Employment Supports & Accommodations
Granger, B. (2000). The role of psychiatric rehabilitation in assisting people in understanding how to best assert their ADA rights and arrange job accommodations. Psychiatric Rehabilitation Journal, 23(3), 215-223.
Findings from focus groups indicate the need for education and skills related to decisions about ADA rights, job accommodations, disclosure, and negotiation for individuals with psychiatric disabilities. Authentic empowerment emerges when practitioners replace their job and maintenance perspective with a teaching, skills development and peer support perspective to achieve independent career decision-making over the long-term.
Hernandez, B. (2000). Employer attitudes towards workers with disabilities and their ADA employment rights: A literature review.
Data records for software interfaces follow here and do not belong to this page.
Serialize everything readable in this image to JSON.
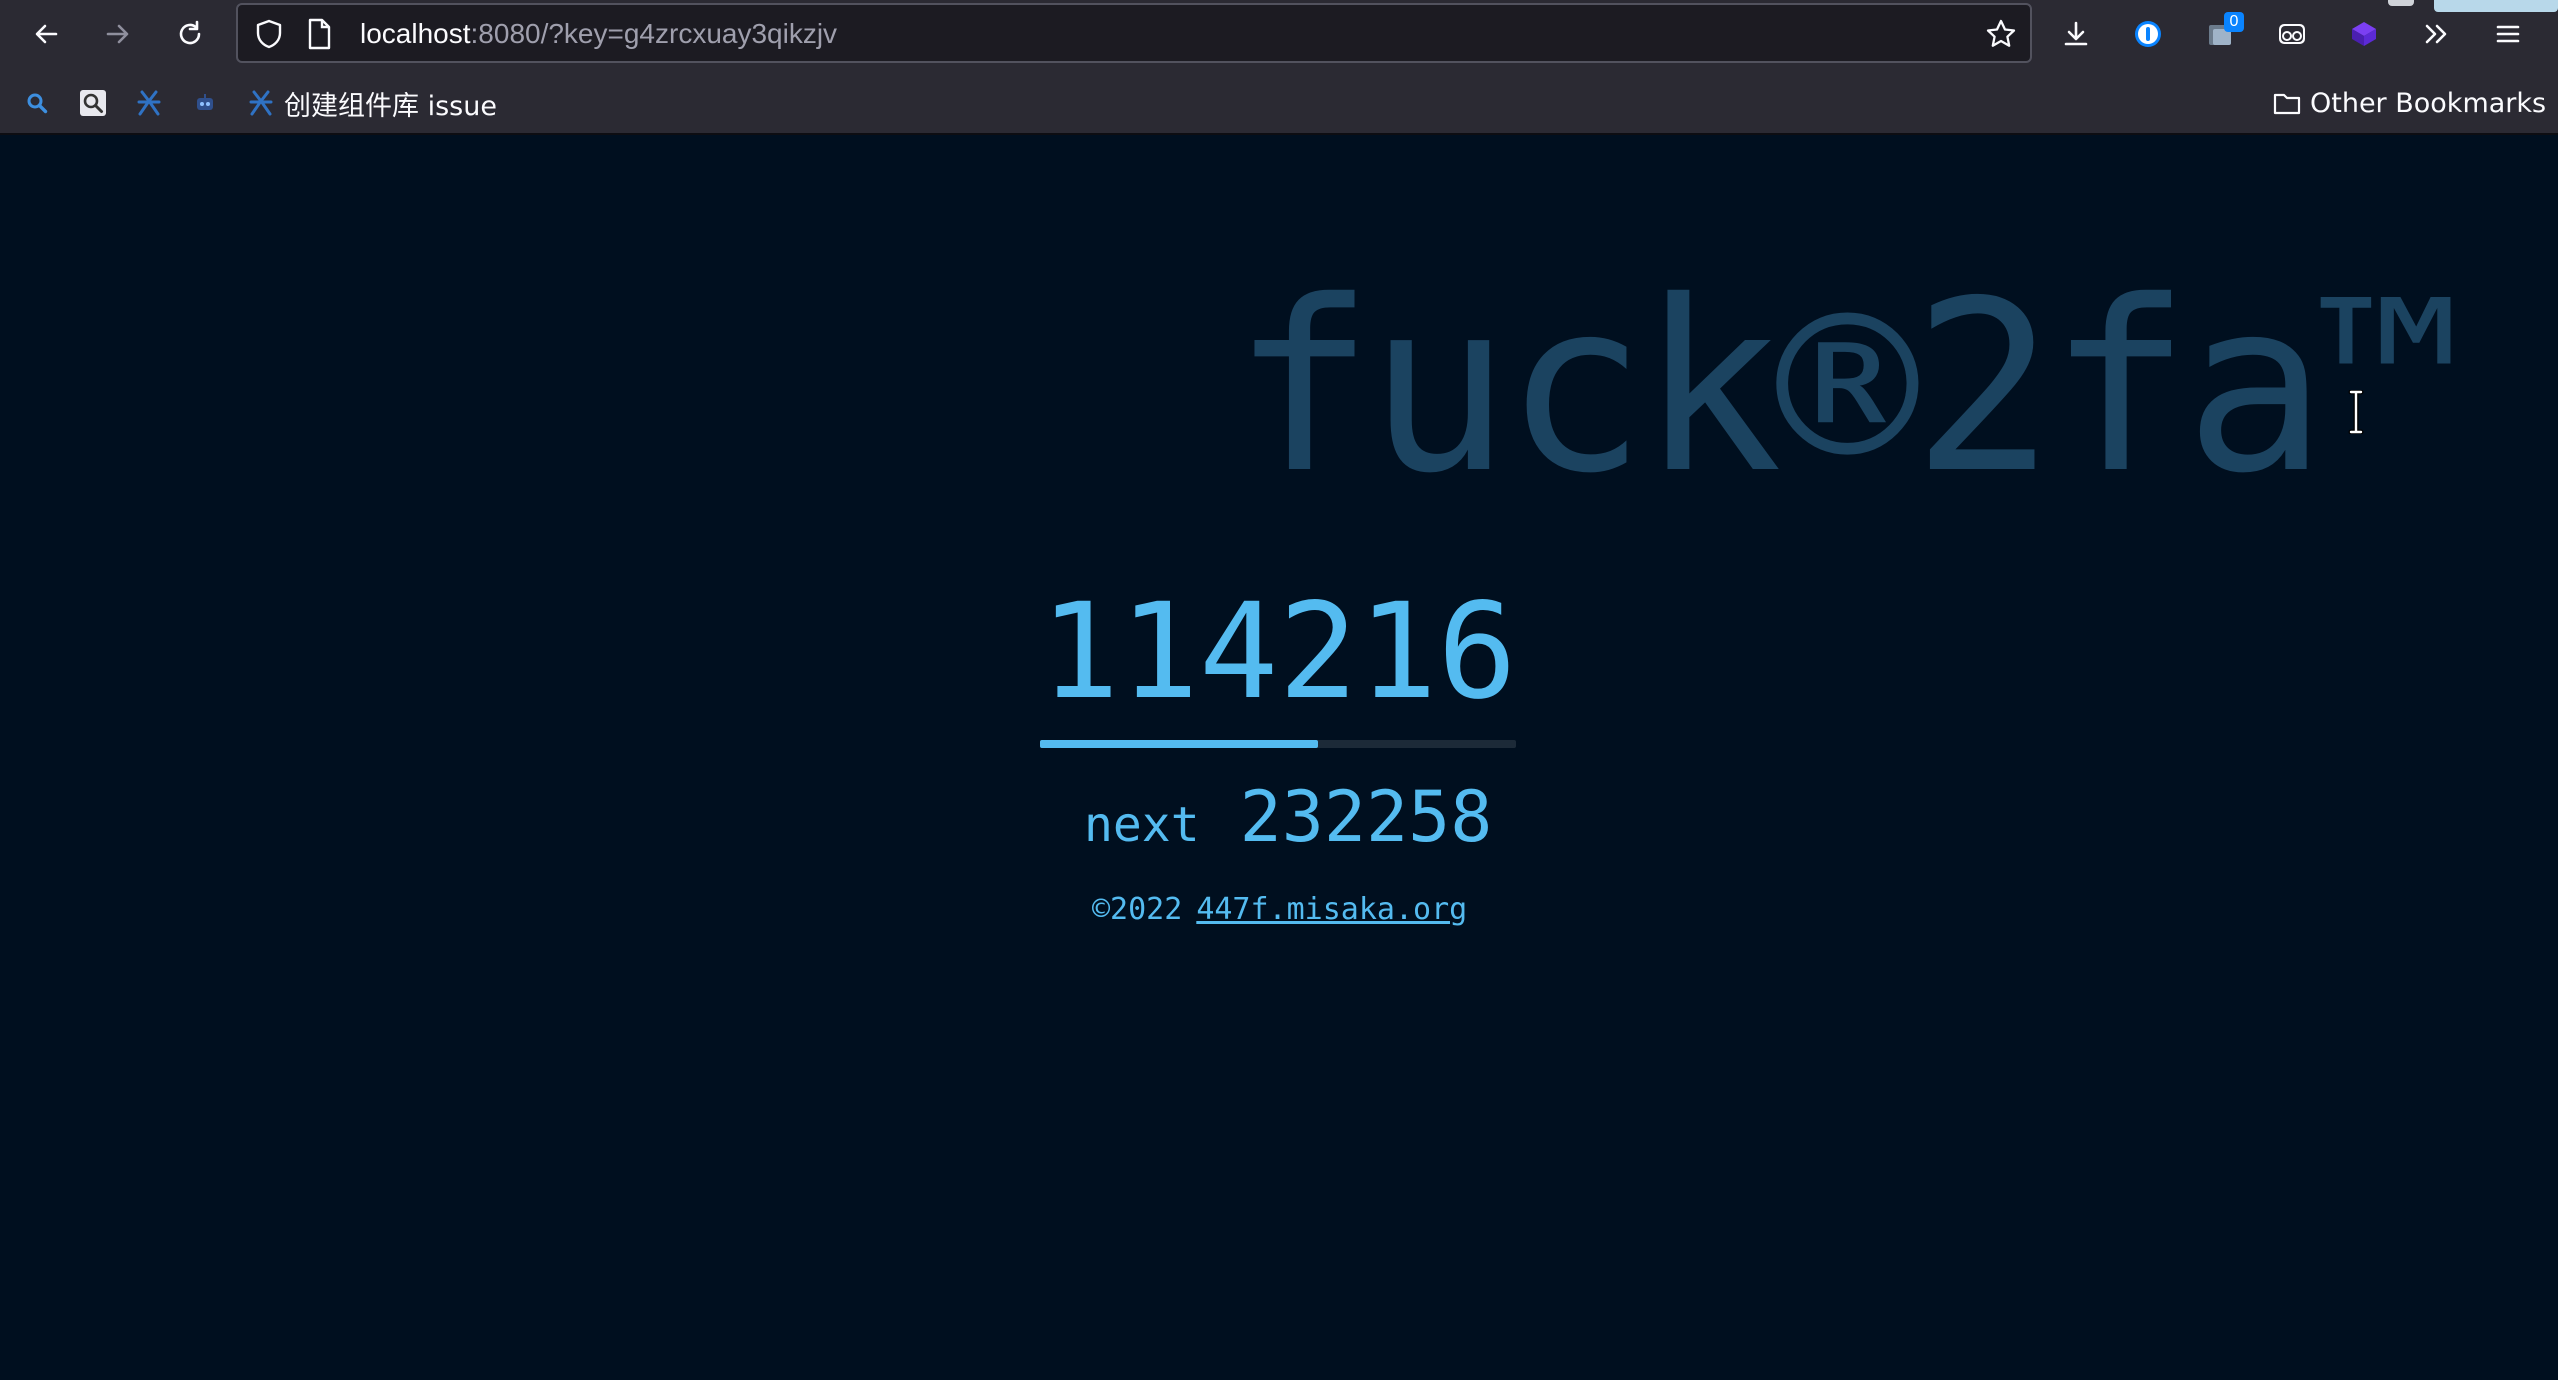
{
  "browser": {
    "url_host": "localhost",
    "url_rest": ":8080/?key=g4zrcxuay3qikzjv",
    "extensions": [
      {
        "name": "onepassword-icon"
      },
      {
        "name": "extension-counter-icon",
        "badge": "0"
      },
      {
        "name": "glasses-icon"
      },
      {
        "name": "purple-cube-icon"
      }
    ]
  },
  "bookmarks": {
    "items": [
      {
        "icon": "search-bookmark-icon",
        "label": ""
      },
      {
        "icon": "magnifier-bookmark-icon",
        "label": ""
      },
      {
        "icon": "github-bookmark-icon",
        "label": ""
      },
      {
        "icon": "robot-bookmark-icon",
        "label": ""
      },
      {
        "icon": "github-bookmark-icon",
        "label": "创建组件库 issue"
      }
    ],
    "other_label": "Other Bookmarks"
  },
  "page": {
    "hero_title": "fuck®2fa™",
    "current_code": "114216",
    "progress": 0.585,
    "next_label": "next",
    "next_code": "232258",
    "copyright": "©2022",
    "footer_link": "447f.misaka.org"
  },
  "colors": {
    "background": "#000f1f",
    "accent": "#54bbf0",
    "hero": "#1b4360",
    "chrome": "#2b2a33"
  }
}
Journal of Rehabilitation, 66(4), 4-16.
This review of 37 studies found that employers continue to express positive global attitudes towards workers with disabilities. However, they tend to be more negative when specific attitudes towards these workers are assessed.
Although employers are supportive of the ADA as a whole, the employment provisions evoke concern. When appropriate supports are provided, employers express positive attitudes towards workers with intellectual and psychiatric disabilities. Affirming earlier reviews, employers with prior positive contact hold favorable attitudes towards workers with disabilities. Employers willingness to hire applicants with disabilities still exceeds their actual hiring, although this gap is narrowing. According to Hernandez, workers with physical disabilities continue to be viewed more positively than workers with intellectual or psychiatric disabilities.